Dataset excerpts:
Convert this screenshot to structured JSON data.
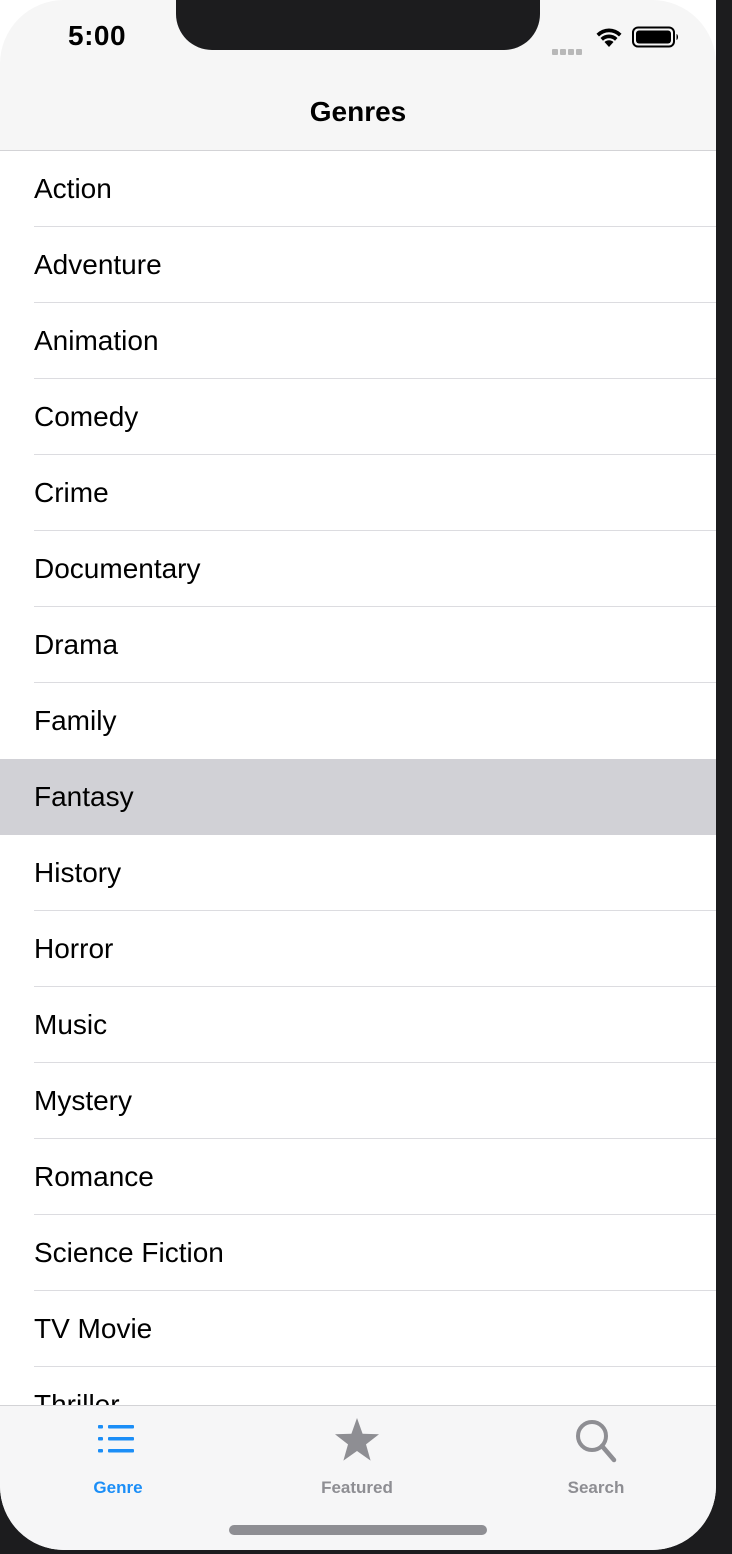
{
  "status_bar": {
    "time": "5:00"
  },
  "nav": {
    "title": "Genres"
  },
  "genres": [
    {
      "label": "Action"
    },
    {
      "label": "Adventure"
    },
    {
      "label": "Animation"
    },
    {
      "label": "Comedy"
    },
    {
      "label": "Crime"
    },
    {
      "label": "Documentary"
    },
    {
      "label": "Drama"
    },
    {
      "label": "Family"
    },
    {
      "label": "Fantasy"
    },
    {
      "label": "History"
    },
    {
      "label": "Horror"
    },
    {
      "label": "Music"
    },
    {
      "label": "Mystery"
    },
    {
      "label": "Romance"
    },
    {
      "label": "Science Fiction"
    },
    {
      "label": "TV Movie"
    },
    {
      "label": "Thriller"
    }
  ],
  "selected_genre": "Fantasy",
  "tabs": [
    {
      "label": "Genre",
      "icon": "list-icon",
      "active": true
    },
    {
      "label": "Featured",
      "icon": "star-icon",
      "active": false
    },
    {
      "label": "Search",
      "icon": "magnifier-icon",
      "active": false
    }
  ],
  "colors": {
    "accent": "#1b8ef7",
    "inactive": "#8e8e93",
    "selected_row": "#d1d1d6"
  }
}
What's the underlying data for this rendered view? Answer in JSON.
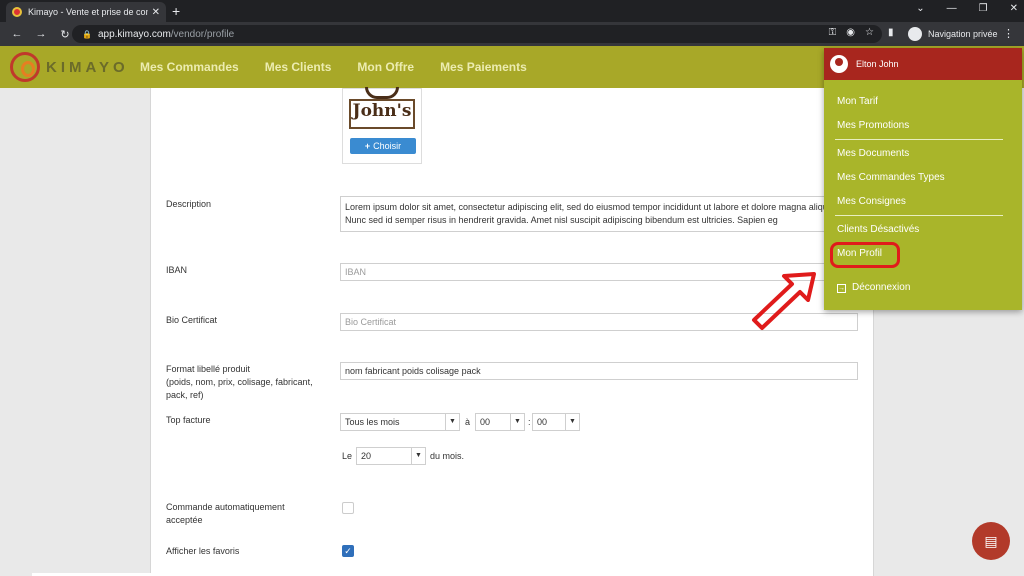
{
  "browser": {
    "tab_title": "Kimayo - Vente et prise de comm",
    "tab_close": "✕",
    "new_tab": "+",
    "url_host": "app.kimayo.com",
    "url_path": "/vendor/profile",
    "private_label": "Navigation privée"
  },
  "app": {
    "logo_text": "KIMAYO",
    "nav": [
      "Mes Commandes",
      "Mes Clients",
      "Mon Offre",
      "Mes Paiements"
    ]
  },
  "profile": {
    "logo_brand": "John's",
    "choose_label": "Choisir",
    "description_label": "Description",
    "description_value": "Lorem ipsum dolor sit amet, consectetur adipiscing elit, sed do eiusmod tempor incididunt ut labore et dolore magna aliqua. Nunc sed id semper risus in hendrerit gravida. Amet nisl suscipit adipiscing bibendum est ultricies. Sapien eg",
    "iban_label": "IBAN",
    "iban_placeholder": "IBAN",
    "bio_label": "Bio Certificat",
    "bio_placeholder": "Bio Certificat",
    "format_label": "Format libellé produit",
    "format_hint": "(poids, nom, prix, colisage, fabricant, pack, ref)",
    "format_value": "nom fabricant poids colisage pack",
    "top_facture_label": "Top facture",
    "frequency_value": "Tous les mois",
    "at_label": "à",
    "hour_value": "00",
    "colon": ":",
    "minute_value": "00",
    "day_prefix": "Le",
    "day_value": "20",
    "day_suffix": "du mois.",
    "auto_order_label": "Commande automatiquement acceptée",
    "favorites_label": "Afficher les favoris"
  },
  "menu": {
    "user_name": "Elton John",
    "items_group1": [
      "Mon Tarif",
      "Mes Promotions"
    ],
    "items_group2": [
      "Mes Documents",
      "Mes Commandes Types",
      "Mes Consignes"
    ],
    "items_group3": [
      "Clients Désactivés",
      "Mon Profil"
    ],
    "logout": "Déconnexion"
  },
  "colors": {
    "header": "#a8a828",
    "menu_bg": "#a9b52a",
    "menu_head": "#a8261e",
    "highlight": "#e01b1b"
  }
}
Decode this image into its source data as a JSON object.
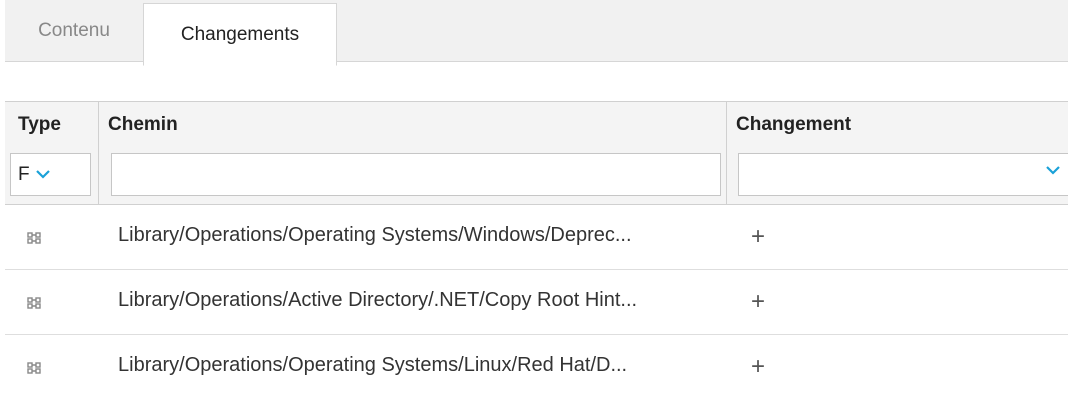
{
  "tabs": [
    {
      "label": "Contenu",
      "active": false
    },
    {
      "label": "Changements",
      "active": true
    }
  ],
  "table": {
    "columns": {
      "type": {
        "header": "Type",
        "filter_value": "F"
      },
      "chemin": {
        "header": "Chemin",
        "filter_value": ""
      },
      "changement": {
        "header": "Changement",
        "filter_value": ""
      }
    },
    "rows": [
      {
        "icon": "flow-icon",
        "path": "Library/Operations/Operating Systems/Windows/Deprec...",
        "change": "+"
      },
      {
        "icon": "flow-icon",
        "path": "Library/Operations/Active Directory/.NET/Copy Root Hint...",
        "change": "+"
      },
      {
        "icon": "flow-icon",
        "path": "Library/Operations/Operating Systems/Linux/Red Hat/D...",
        "change": "+"
      }
    ]
  },
  "colors": {
    "accent": "#1aa1d8"
  }
}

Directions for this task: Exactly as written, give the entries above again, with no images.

Result of the exercise:
Convert this screenshot to structured JSON data.
{
  "status_bar": {
    "time": "5:00"
  },
  "nav": {
    "title": "Genres"
  },
  "genres": [
    {
      "label": "Action"
    },
    {
      "label": "Adventure"
    },
    {
      "label": "Animation"
    },
    {
      "label": "Comedy"
    },
    {
      "label": "Crime"
    },
    {
      "label": "Documentary"
    },
    {
      "label": "Drama"
    },
    {
      "label": "Family"
    },
    {
      "label": "Fantasy"
    },
    {
      "label": "History"
    },
    {
      "label": "Horror"
    },
    {
      "label": "Music"
    },
    {
      "label": "Mystery"
    },
    {
      "label": "Romance"
    },
    {
      "label": "Science Fiction"
    },
    {
      "label": "TV Movie"
    },
    {
      "label": "Thriller"
    }
  ],
  "selected_genre": "Fantasy",
  "tabs": [
    {
      "label": "Genre",
      "icon": "list-icon",
      "active": true
    },
    {
      "label": "Featured",
      "icon": "star-icon",
      "active": false
    },
    {
      "label": "Search",
      "icon": "magnifier-icon",
      "active": false
    }
  ],
  "colors": {
    "accent": "#1b8ef7",
    "inactive": "#8e8e93",
    "selected_row": "#d1d1d6"
  }
}
What's the underlying data for this rendered view? Answer in JSON.
{
  "browser": {
    "tab_title": "Kimayo - Vente et prise de comm",
    "tab_close": "✕",
    "new_tab": "+",
    "url_host": "app.kimayo.com",
    "url_path": "/vendor/profile",
    "private_label": "Navigation privée"
  },
  "app": {
    "logo_text": "KIMAYO",
    "nav": [
      "Mes Commandes",
      "Mes Clients",
      "Mon Offre",
      "Mes Paiements"
    ]
  },
  "profile": {
    "logo_brand": "John's",
    "choose_label": "Choisir",
    "description_label": "Description",
    "description_value": "Lorem ipsum dolor sit amet, consectetur adipiscing elit, sed do eiusmod tempor incididunt ut labore et dolore magna aliqua. Nunc sed id semper risus in hendrerit gravida. Amet nisl suscipit adipiscing bibendum est ultricies. Sapien eg",
    "iban_label": "IBAN",
    "iban_placeholder": "IBAN",
    "bio_label": "Bio Certificat",
    "bio_placeholder": "Bio Certificat",
    "format_label": "Format libellé produit",
    "format_hint": "(poids, nom, prix, colisage, fabricant, pack, ref)",
    "format_value": "nom fabricant poids colisage pack",
    "top_facture_label": "Top facture",
    "frequency_value": "Tous les mois",
    "at_label": "à",
    "hour_value": "00",
    "colon": ":",
    "minute_value": "00",
    "day_prefix": "Le",
    "day_value": "20",
    "day_suffix": "du mois.",
    "auto_order_label": "Commande automatiquement acceptée",
    "favorites_label": "Afficher les favoris"
  },
  "menu": {
    "user_name": "Elton John",
    "items_group1": [
      "Mon Tarif",
      "Mes Promotions"
    ],
    "items_group2": [
      "Mes Documents",
      "Mes Commandes Types",
      "Mes Consignes"
    ],
    "items_group3": [
      "Clients Désactivés",
      "Mon Profil"
    ],
    "logout": "Déconnexion"
  },
  "colors": {
    "header": "#a8a828",
    "menu_bg": "#a9b52a",
    "menu_head": "#a8261e",
    "highlight": "#e01b1b"
  }
}
Decode this image into its source data as a JSON object.
{
  "tabs": [
    {
      "label": "Contenu",
      "active": false
    },
    {
      "label": "Changements",
      "active": true
    }
  ],
  "table": {
    "columns": {
      "type": {
        "header": "Type",
        "filter_value": "F"
      },
      "chemin": {
        "header": "Chemin",
        "filter_value": ""
      },
      "changement": {
        "header": "Changement",
        "filter_value": ""
      }
    },
    "rows": [
      {
        "icon": "flow-icon",
        "path": "Library/Operations/Operating Systems/Windows/Deprec...",
        "change": "+"
      },
      {
        "icon": "flow-icon",
        "path": "Library/Operations/Active Directory/.NET/Copy Root Hint...",
        "change": "+"
      },
      {
        "icon": "flow-icon",
        "path": "Library/Operations/Operating Systems/Linux/Red Hat/D...",
        "change": "+"
      }
    ]
  },
  "colors": {
    "accent": "#1aa1d8"
  }
}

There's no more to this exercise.